TASK DETAILS> Without pictures, repeat exactly the lines from the one containing "Transcribe this image's" through the end of the entries.

INPUT RECORDS>
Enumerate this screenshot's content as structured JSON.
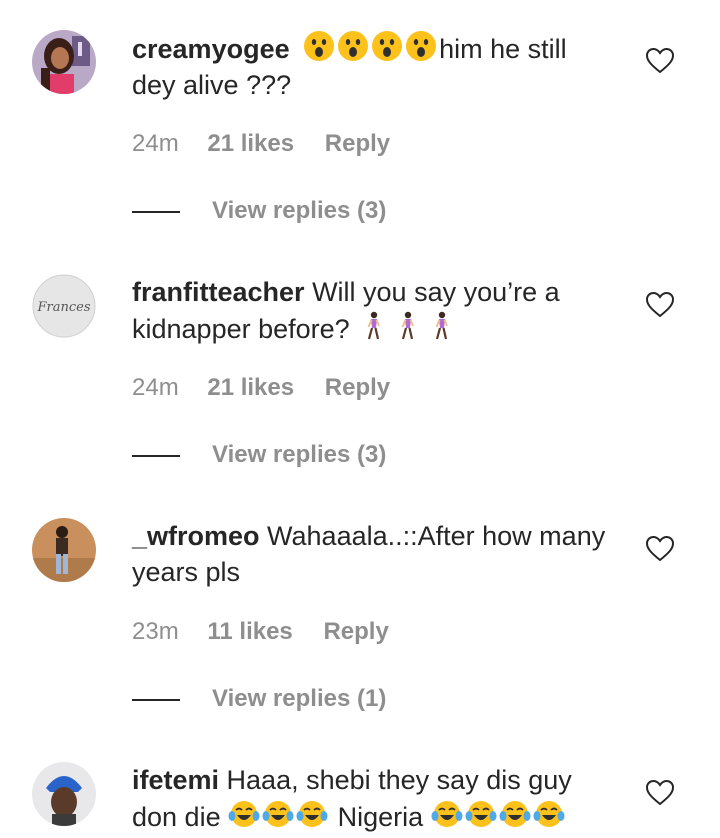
{
  "comments": [
    {
      "username": "creamyogee",
      "text_before": "",
      "emojis_mid": [
        "astonished-face-emoji",
        "astonished-face-emoji",
        "astonished-face-emoji",
        "astonished-face-emoji"
      ],
      "text_after": "him he still dey alive ???",
      "time": "24m",
      "likes": "21 likes",
      "reply_label": "Reply",
      "view_replies": "View replies (3)"
    },
    {
      "username": "franfitteacher",
      "text_before": "Will you say you’re a kidnapper before?",
      "emojis_end": [
        "woman-walking-emoji",
        "woman-walking-emoji",
        "woman-walking-emoji"
      ],
      "avatar_text": "Frances",
      "time": "24m",
      "likes": "21 likes",
      "reply_label": "Reply",
      "view_replies": "View replies (3)"
    },
    {
      "username": "_wfromeo",
      "text_before": "Wahaaala..::After how many years pls",
      "time": "23m",
      "likes": "11 likes",
      "reply_label": "Reply",
      "view_replies": "View replies (1)"
    },
    {
      "username": "ifetemi",
      "text_before": "Haaa, shebi they say dis guy don die",
      "emojis_a": [
        "tears-of-joy-emoji",
        "tears-of-joy-emoji",
        "tears-of-joy-emoji"
      ],
      "text_mid": "Nigeria",
      "emojis_b": [
        "tears-of-joy-emoji",
        "tears-of-joy-emoji",
        "tears-of-joy-emoji",
        "tears-of-joy-emoji"
      ]
    }
  ],
  "colors": {
    "text": "#262626",
    "secondary": "#8e8e8e",
    "background": "#ffffff"
  }
}
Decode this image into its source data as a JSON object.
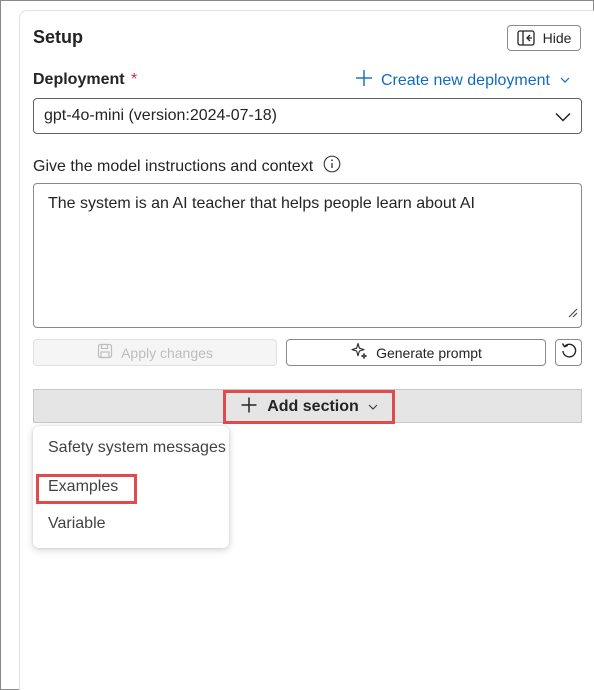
{
  "panel": {
    "title": "Setup",
    "hide_label": "Hide"
  },
  "deployment": {
    "label": "Deployment",
    "required_marker": "*",
    "create_link": "Create new deployment",
    "selected": "gpt-4o-mini (version:2024-07-18)"
  },
  "instructions": {
    "label": "Give the model instructions and context",
    "text": "The system is an AI teacher that helps people learn about AI"
  },
  "actions": {
    "apply_label": "Apply changes",
    "generate_label": "Generate prompt"
  },
  "add_section": {
    "label": "Add section",
    "menu_items": [
      "Safety system messages",
      "Examples",
      "Variable"
    ],
    "highlighted_item": "Examples"
  },
  "colors": {
    "accent": "#0f6cbd",
    "highlight_box": "#e04a4a",
    "required": "#c4314b"
  },
  "icons": [
    "hide-panel-icon",
    "plus-icon",
    "chevron-down-icon",
    "info-icon",
    "save-icon",
    "sparkle-icon",
    "reset-icon",
    "resize-grip-icon"
  ]
}
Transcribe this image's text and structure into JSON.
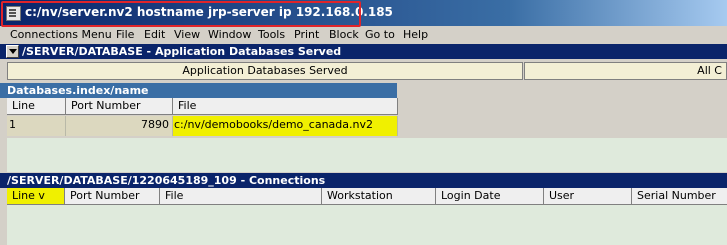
{
  "window": {
    "title": "c:/nv/server.nv2 hostname jrp-server ip 192.168.0.185"
  },
  "menu": [
    "Connections Menu",
    "File",
    "Edit",
    "View",
    "Window",
    "Tools",
    "Print",
    "Block",
    "Go to",
    "Help"
  ],
  "databases_panel": {
    "header": "/SERVER/DATABASE - Application  Databases  Served",
    "tabs": [
      "Application  Databases  Served",
      "All  C"
    ],
    "index_header": "Databases.index/name",
    "columns": [
      "Line",
      "Port Number",
      "File"
    ],
    "rows": [
      {
        "line": "1",
        "port": "7890",
        "file": "c:/nv/demobooks/demo_canada.nv2"
      }
    ]
  },
  "connections_panel": {
    "header": "/SERVER/DATABASE/1220645189_109 - Connections",
    "columns": [
      "Line  v",
      "Port Number",
      "File",
      "Workstation",
      "Login Date",
      "User",
      "Serial Number"
    ]
  },
  "colors": {
    "titlebar": "#0a246a",
    "highlight_box": "#e0242a",
    "selected_cell": "#f0f000",
    "grid_background": "#dfeadc"
  }
}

COMPLETED EXERCISE>
Transcribe this image's text and structure into JSON.
{
  "window": {
    "title": "c:/nv/server.nv2 hostname jrp-server ip 192.168.0.185"
  },
  "menu": [
    "Connections Menu",
    "File",
    "Edit",
    "View",
    "Window",
    "Tools",
    "Print",
    "Block",
    "Go to",
    "Help"
  ],
  "databases_panel": {
    "header": "/SERVER/DATABASE - Application  Databases  Served",
    "tabs": [
      "Application  Databases  Served",
      "All  C"
    ],
    "index_header": "Databases.index/name",
    "columns": [
      "Line",
      "Port Number",
      "File"
    ],
    "rows": [
      {
        "line": "1",
        "port": "7890",
        "file": "c:/nv/demobooks/demo_canada.nv2"
      }
    ]
  },
  "connections_panel": {
    "header": "/SERVER/DATABASE/1220645189_109 - Connections",
    "columns": [
      "Line  v",
      "Port Number",
      "File",
      "Workstation",
      "Login Date",
      "User",
      "Serial Number"
    ]
  },
  "colors": {
    "titlebar": "#0a246a",
    "highlight_box": "#e0242a",
    "selected_cell": "#f0f000",
    "grid_background": "#dfeadc"
  }
}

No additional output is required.